Most of the special education organizations we interviewed were open to an alternative funding allocation mechanism that would distribute Federal funds more efficiently and equitably and could result in more funds going directly to serve the students by reducing administrative burden. These organizations also expressed the view that if the Federal government instituted an allocation system based on objective data, states might follow the Federal lead, resulting in efficiencies. In fact, at the time of our audit, two states had already implemented funding mechanisms based on total student enrollment rather than a child count.
In looking at the question of what objective data would be appropriate, Department officials and studies indicated that poverty and low education attainment are common in states that rank high in cases of disability. The Director of the Department's Office of Special Education Programs told us that there is a strong correlation between poverty and the level of disabilities within a community.
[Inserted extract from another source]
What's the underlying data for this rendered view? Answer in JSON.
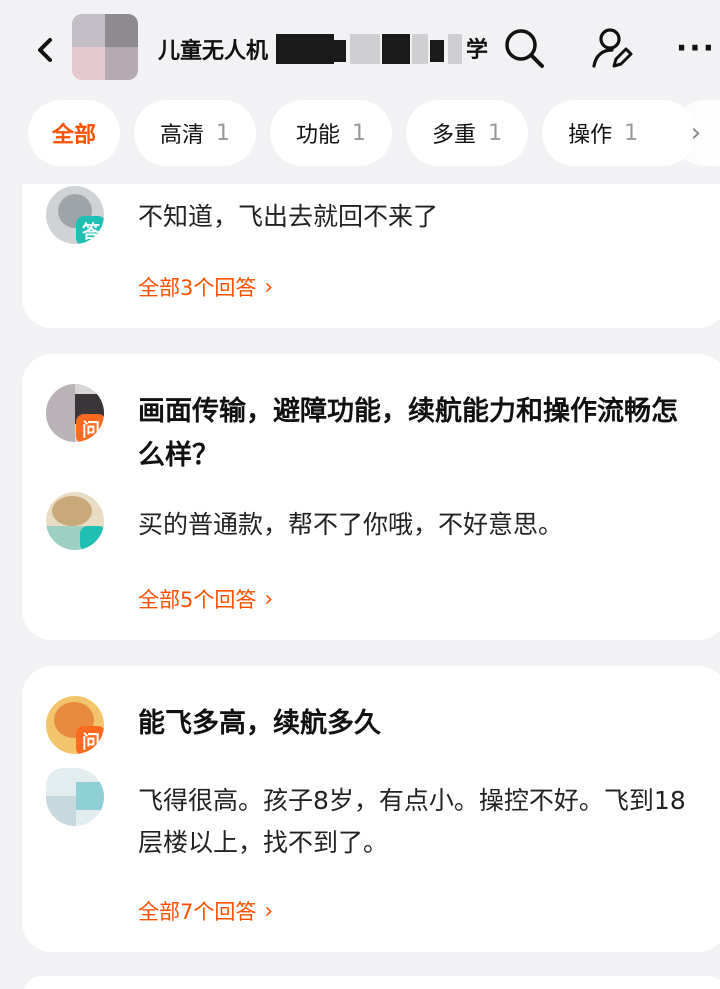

According to the Department's March 1993 disability statistics report referenced above, low educational attainment and low economic resources are common in states that rank high in disabilities. The Department's 1992 Annual Report to Congress also states that there is a strong association between low-income status and the likelihood of having a disability.
In light of these data, OIG specifically recommended the use of two factors in the Special Education fund allocation: total population of persons aged 3 through 21 and poverty levels. We believe that this methodology would provide each state with a more reliable and equitable share of Special Education funds. Because this method uses objective data derived for other purposes, it eliminates any possible financial incentives for manipulating student counts, including retaining students in special education just to continue receiving special education funds. In addition, its simplicity eliminates most of the administrative costs associated with counting and categorizing the students, monitoring and auditing those counts, and maintaining records of those counts. It does not, however, relieve the states of their responsibility to ensure disabled children receive appropriate special education services. The Department and audit organizations will continue to monitor and audit whether states are providing the services mandated by law.
DEPARTMENT'S REACTION TO OIG AUDIT
The Department, in their response to our audit report, agreed that the overall issues raised in our report warranted further study as the Department considered options for the reauthorization of the IDEA. The Department concurred with our recommendation that any allocation formula must be based upon objective data, noting: "It has been suggested by some commenters that consideration be given to a census-based formula, with some consideration also given to poverty, as one way in which to better address the needs of children in relatively poor states. We believe the objectivity and validity of using Census or other data need to be considered in the re-authorization process." In its 1995 IDEA reauthorization bill, the Department included our recommendation for a funding formula allocation change to a system based on objective data.
This concludes my remarks. I will be happy to answer any questions you may have.